Work instruction
The expected output is the complete data, reproduced exactly.

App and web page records
◆ ◆ ◆ ◆ ◆
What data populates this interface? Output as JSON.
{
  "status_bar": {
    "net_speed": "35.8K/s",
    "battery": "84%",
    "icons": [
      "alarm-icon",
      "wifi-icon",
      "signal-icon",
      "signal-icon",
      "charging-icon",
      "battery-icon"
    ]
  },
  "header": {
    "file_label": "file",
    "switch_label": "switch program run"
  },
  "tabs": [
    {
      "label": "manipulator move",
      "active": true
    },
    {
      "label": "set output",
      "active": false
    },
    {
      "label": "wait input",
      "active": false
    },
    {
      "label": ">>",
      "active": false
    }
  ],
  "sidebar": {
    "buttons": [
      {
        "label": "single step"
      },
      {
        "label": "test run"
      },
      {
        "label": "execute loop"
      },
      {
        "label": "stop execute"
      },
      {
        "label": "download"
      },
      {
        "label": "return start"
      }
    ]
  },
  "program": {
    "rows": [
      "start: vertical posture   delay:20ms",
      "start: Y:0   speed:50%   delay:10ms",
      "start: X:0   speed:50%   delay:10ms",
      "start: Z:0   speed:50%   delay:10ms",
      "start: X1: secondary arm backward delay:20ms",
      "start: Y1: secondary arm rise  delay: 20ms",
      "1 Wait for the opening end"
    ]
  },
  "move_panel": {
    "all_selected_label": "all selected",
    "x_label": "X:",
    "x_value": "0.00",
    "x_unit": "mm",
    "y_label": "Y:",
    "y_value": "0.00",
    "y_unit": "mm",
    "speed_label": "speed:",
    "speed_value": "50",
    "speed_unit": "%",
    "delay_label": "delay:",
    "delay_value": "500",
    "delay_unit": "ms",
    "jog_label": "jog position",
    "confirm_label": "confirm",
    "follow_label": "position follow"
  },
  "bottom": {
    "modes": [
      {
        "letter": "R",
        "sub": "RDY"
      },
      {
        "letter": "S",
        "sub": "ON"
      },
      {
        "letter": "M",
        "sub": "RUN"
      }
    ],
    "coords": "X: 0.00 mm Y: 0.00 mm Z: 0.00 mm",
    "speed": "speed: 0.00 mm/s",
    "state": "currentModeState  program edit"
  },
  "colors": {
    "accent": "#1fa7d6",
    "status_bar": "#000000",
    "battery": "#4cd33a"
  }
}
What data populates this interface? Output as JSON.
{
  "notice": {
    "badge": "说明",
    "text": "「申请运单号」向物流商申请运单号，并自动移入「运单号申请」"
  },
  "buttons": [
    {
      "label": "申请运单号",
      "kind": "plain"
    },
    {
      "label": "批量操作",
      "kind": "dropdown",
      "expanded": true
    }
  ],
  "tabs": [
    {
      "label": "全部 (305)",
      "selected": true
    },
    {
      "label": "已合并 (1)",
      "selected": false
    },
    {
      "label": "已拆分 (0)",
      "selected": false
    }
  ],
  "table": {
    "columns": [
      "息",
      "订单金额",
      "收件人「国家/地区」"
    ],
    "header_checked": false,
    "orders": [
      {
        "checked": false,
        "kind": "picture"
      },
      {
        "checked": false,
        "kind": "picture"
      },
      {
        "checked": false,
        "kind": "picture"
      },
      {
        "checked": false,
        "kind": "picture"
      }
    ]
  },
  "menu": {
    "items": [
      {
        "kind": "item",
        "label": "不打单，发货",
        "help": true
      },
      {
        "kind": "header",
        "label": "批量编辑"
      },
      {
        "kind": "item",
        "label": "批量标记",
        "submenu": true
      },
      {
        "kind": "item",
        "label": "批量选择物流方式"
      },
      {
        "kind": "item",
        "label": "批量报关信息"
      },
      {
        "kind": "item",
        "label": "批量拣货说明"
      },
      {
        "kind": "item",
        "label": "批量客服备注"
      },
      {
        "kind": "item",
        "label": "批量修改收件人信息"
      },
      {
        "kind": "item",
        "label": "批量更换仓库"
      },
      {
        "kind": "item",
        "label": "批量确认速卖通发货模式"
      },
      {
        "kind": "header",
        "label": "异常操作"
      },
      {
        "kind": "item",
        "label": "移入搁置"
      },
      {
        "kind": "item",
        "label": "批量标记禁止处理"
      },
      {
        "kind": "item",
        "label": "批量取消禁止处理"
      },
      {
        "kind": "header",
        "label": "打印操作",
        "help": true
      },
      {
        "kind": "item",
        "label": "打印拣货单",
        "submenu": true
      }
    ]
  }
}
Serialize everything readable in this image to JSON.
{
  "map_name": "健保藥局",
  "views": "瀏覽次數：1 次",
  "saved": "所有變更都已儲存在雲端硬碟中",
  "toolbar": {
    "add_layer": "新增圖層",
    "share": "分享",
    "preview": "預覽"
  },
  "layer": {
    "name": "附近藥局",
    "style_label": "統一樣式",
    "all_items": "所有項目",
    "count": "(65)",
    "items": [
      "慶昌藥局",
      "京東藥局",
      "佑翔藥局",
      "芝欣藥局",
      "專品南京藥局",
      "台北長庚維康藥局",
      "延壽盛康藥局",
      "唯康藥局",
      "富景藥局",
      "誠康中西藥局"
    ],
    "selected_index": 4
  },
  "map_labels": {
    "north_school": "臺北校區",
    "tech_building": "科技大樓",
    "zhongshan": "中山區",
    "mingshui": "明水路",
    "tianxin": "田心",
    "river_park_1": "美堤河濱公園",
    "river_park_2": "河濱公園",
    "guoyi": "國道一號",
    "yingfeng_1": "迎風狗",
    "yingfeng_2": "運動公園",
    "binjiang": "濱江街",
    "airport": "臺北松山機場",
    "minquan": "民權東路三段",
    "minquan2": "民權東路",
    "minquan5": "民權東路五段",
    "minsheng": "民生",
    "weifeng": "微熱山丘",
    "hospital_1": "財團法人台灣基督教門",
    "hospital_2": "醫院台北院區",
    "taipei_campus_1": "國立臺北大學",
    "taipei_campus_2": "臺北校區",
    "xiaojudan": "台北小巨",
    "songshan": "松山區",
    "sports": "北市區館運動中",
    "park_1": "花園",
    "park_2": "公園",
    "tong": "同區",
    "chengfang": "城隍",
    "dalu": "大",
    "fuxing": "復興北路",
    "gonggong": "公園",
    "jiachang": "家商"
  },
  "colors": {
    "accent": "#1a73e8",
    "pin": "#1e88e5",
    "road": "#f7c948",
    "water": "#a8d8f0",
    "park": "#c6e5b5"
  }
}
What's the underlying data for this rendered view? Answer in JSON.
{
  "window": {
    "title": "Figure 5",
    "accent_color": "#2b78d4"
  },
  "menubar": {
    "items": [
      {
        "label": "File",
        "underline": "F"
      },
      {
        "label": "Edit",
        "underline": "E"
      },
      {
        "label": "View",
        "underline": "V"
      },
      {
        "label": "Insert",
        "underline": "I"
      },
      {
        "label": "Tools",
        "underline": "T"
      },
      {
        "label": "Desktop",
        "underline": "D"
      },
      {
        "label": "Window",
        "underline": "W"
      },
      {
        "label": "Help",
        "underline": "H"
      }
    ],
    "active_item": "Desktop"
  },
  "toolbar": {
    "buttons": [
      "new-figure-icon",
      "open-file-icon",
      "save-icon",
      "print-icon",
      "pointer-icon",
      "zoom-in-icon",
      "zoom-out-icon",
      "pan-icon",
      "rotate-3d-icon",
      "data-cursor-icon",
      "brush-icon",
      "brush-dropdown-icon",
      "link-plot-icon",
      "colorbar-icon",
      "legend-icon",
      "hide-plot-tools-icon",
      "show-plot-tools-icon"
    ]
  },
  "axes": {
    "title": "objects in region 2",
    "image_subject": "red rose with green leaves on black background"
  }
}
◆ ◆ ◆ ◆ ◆
Output below
What data populates this interface? Output as JSON.
{
  "status_bar": {
    "net_speed": "35.8K/s",
    "battery": "84%",
    "icons": [
      "alarm-icon",
      "wifi-icon",
      "signal-icon",
      "signal-icon",
      "charging-icon",
      "battery-icon"
    ]
  },
  "header": {
    "file_label": "file",
    "switch_label": "switch program run"
  },
  "tabs": [
    {
      "label": "manipulator move",
      "active": true
    },
    {
      "label": "set output",
      "active": false
    },
    {
      "label": "wait input",
      "active": false
    },
    {
      "label": ">>",
      "active": false
    }
  ],
  "sidebar": {
    "buttons": [
      {
        "label": "single step"
      },
      {
        "label": "test run"
      },
      {
        "label": "execute loop"
      },
      {
        "label": "stop execute"
      },
      {
        "label": "download"
      },
      {
        "label": "return start"
      }
    ]
  },
  "program": {
    "rows": [
      "start: vertical posture   delay:20ms",
      "start: Y:0   speed:50%   delay:10ms",
      "start: X:0   speed:50%   delay:10ms",
      "start: Z:0   speed:50%   delay:10ms",
      "start: X1: secondary arm backward delay:20ms",
      "start: Y1: secondary arm rise  delay: 20ms",
      "1 Wait for the opening end"
    ]
  },
  "move_panel": {
    "all_selected_label": "all selected",
    "x_label": "X:",
    "x_value": "0.00",
    "x_unit": "mm",
    "y_label": "Y:",
    "y_value": "0.00",
    "y_unit": "mm",
    "speed_label": "speed:",
    "speed_value": "50",
    "speed_unit": "%",
    "delay_label": "delay:",
    "delay_value": "500",
    "delay_unit": "ms",
    "jog_label": "jog position",
    "confirm_label": "confirm",
    "follow_label": "position follow"
  },
  "bottom": {
    "modes": [
      {
        "letter": "R",
        "sub": "RDY"
      },
      {
        "letter": "S",
        "sub": "ON"
      },
      {
        "letter": "M",
        "sub": "RUN"
      }
    ],
    "coords": "X: 0.00 mm Y: 0.00 mm Z: 0.00 mm",
    "speed": "speed: 0.00 mm/s",
    "state": "currentModeState  program edit"
  },
  "colors": {
    "accent": "#1fa7d6",
    "status_bar": "#000000",
    "battery": "#4cd33a"
  }
}
What data populates this interface? Output as JSON.
{
  "notice": {
    "badge": "说明",
    "text": "「申请运单号」向物流商申请运单号，并自动移入「运单号申请」"
  },
  "buttons": [
    {
      "label": "申请运单号",
      "kind": "plain"
    },
    {
      "label": "批量操作",
      "kind": "dropdown",
      "expanded": true
    }
  ],
  "tabs": [
    {
      "label": "全部 (305)",
      "selected": true
    },
    {
      "label": "已合并 (1)",
      "selected": false
    },
    {
      "label": "已拆分 (0)",
      "selected": false
    }
  ],
  "table": {
    "columns": [
      "息",
      "订单金额",
      "收件人「国家/地区」"
    ],
    "header_checked": false,
    "orders": [
      {
        "checked": false,
        "kind": "picture"
      },
      {
        "checked": false,
        "kind": "picture"
      },
      {
        "checked": false,
        "kind": "picture"
      },
      {
        "checked": false,
        "kind": "picture"
      }
    ]
  },
  "menu": {
    "items": [
      {
        "kind": "item",
        "label": "不打单，发货",
        "help": true
      },
      {
        "kind": "header",
        "label": "批量编辑"
      },
      {
        "kind": "item",
        "label": "批量标记",
        "submenu": true
      },
      {
        "kind": "item",
        "label": "批量选择物流方式"
      },
      {
        "kind": "item",
        "label": "批量报关信息"
      },
      {
        "kind": "item",
        "label": "批量拣货说明"
      },
      {
        "kind": "item",
        "label": "批量客服备注"
      },
      {
        "kind": "item",
        "label": "批量修改收件人信息"
      },
      {
        "kind": "item",
        "label": "批量更换仓库"
      },
      {
        "kind": "item",
        "label": "批量确认速卖通发货模式"
      },
      {
        "kind": "header",
        "label": "异常操作"
      },
      {
        "kind": "item",
        "label": "移入搁置"
      },
      {
        "kind": "item",
        "label": "批量标记禁止处理"
      },
      {
        "kind": "item",
        "label": "批量取消禁止处理"
      },
      {
        "kind": "header",
        "label": "打印操作",
        "help": true
      },
      {
        "kind": "item",
        "label": "打印拣货单",
        "submenu": true
      }
    ]
  }
}
Serialize everything readable in this image to JSON.
{
  "map_name": "健保藥局",
  "views": "瀏覽次數：1 次",
  "saved": "所有變更都已儲存在雲端硬碟中",
  "toolbar": {
    "add_layer": "新增圖層",
    "share": "分享",
    "preview": "預覽"
  },
  "layer": {
    "name": "附近藥局",
    "style_label": "統一樣式",
    "all_items": "所有項目",
    "count": "(65)",
    "items": [
      "慶昌藥局",
      "京東藥局",
      "佑翔藥局",
      "芝欣藥局",
      "專品南京藥局",
      "台北長庚維康藥局",
      "延壽盛康藥局",
      "唯康藥局",
      "富景藥局",
      "誠康中西藥局"
    ],
    "selected_index": 4
  },
  "map_labels": {
    "north_school": "臺北校區",
    "tech_building": "科技大樓",
    "zhongshan": "中山區",
    "mingshui": "明水路",
    "tianxin": "田心",
    "river_park_1": "美堤河濱公園",
    "river_park_2": "河濱公園",
    "guoyi": "國道一號",
    "yingfeng_1": "迎風狗",
    "yingfeng_2": "運動公園",
    "binjiang": "濱江街",
    "airport": "臺北松山機場",
    "minquan": "民權東路三段",
    "minquan2": "民權東路",
    "minquan5": "民權東路五段",
    "minsheng": "民生",
    "weifeng": "微熱山丘",
    "hospital_1": "財團法人台灣基督教門",
    "hospital_2": "醫院台北院區",
    "taipei_campus_1": "國立臺北大學",
    "taipei_campus_2": "臺北校區",
    "xiaojudan": "台北小巨",
    "songshan": "松山區",
    "sports": "北市區館運動中",
    "park_1": "花園",
    "park_2": "公園",
    "tong": "同區",
    "chengfang": "城隍",
    "dalu": "大",
    "fuxing": "復興北路",
    "gonggong": "公園",
    "jiachang": "家商"
  },
  "colors": {
    "accent": "#1a73e8",
    "pin": "#1e88e5",
    "road": "#f7c948",
    "water": "#a8d8f0",
    "park": "#c6e5b5"
  }
}
What's the underlying data for this rendered view? Answer in JSON.
{
  "window": {
    "title": "Figure 5",
    "accent_color": "#2b78d4"
  },
  "menubar": {
    "items": [
      {
        "label": "File",
        "underline": "F"
      },
      {
        "label": "Edit",
        "underline": "E"
      },
      {
        "label": "View",
        "underline": "V"
      },
      {
        "label": "Insert",
        "underline": "I"
      },
      {
        "label": "Tools",
        "underline": "T"
      },
      {
        "label": "Desktop",
        "underline": "D"
      },
      {
        "label": "Window",
        "underline": "W"
      },
      {
        "label": "Help",
        "underline": "H"
      }
    ],
    "active_item": "Desktop"
  },
  "toolbar": {
    "buttons": [
      "new-figure-icon",
      "open-file-icon",
      "save-icon",
      "print-icon",
      "pointer-icon",
      "zoom-in-icon",
      "zoom-out-icon",
      "pan-icon",
      "rotate-3d-icon",
      "data-cursor-icon",
      "brush-icon",
      "brush-dropdown-icon",
      "link-plot-icon",
      "colorbar-icon",
      "legend-icon",
      "hide-plot-tools-icon",
      "show-plot-tools-icon"
    ]
  },
  "axes": {
    "title": "objects in region 2",
    "image_subject": "red rose with green leaves on black background"
  }
}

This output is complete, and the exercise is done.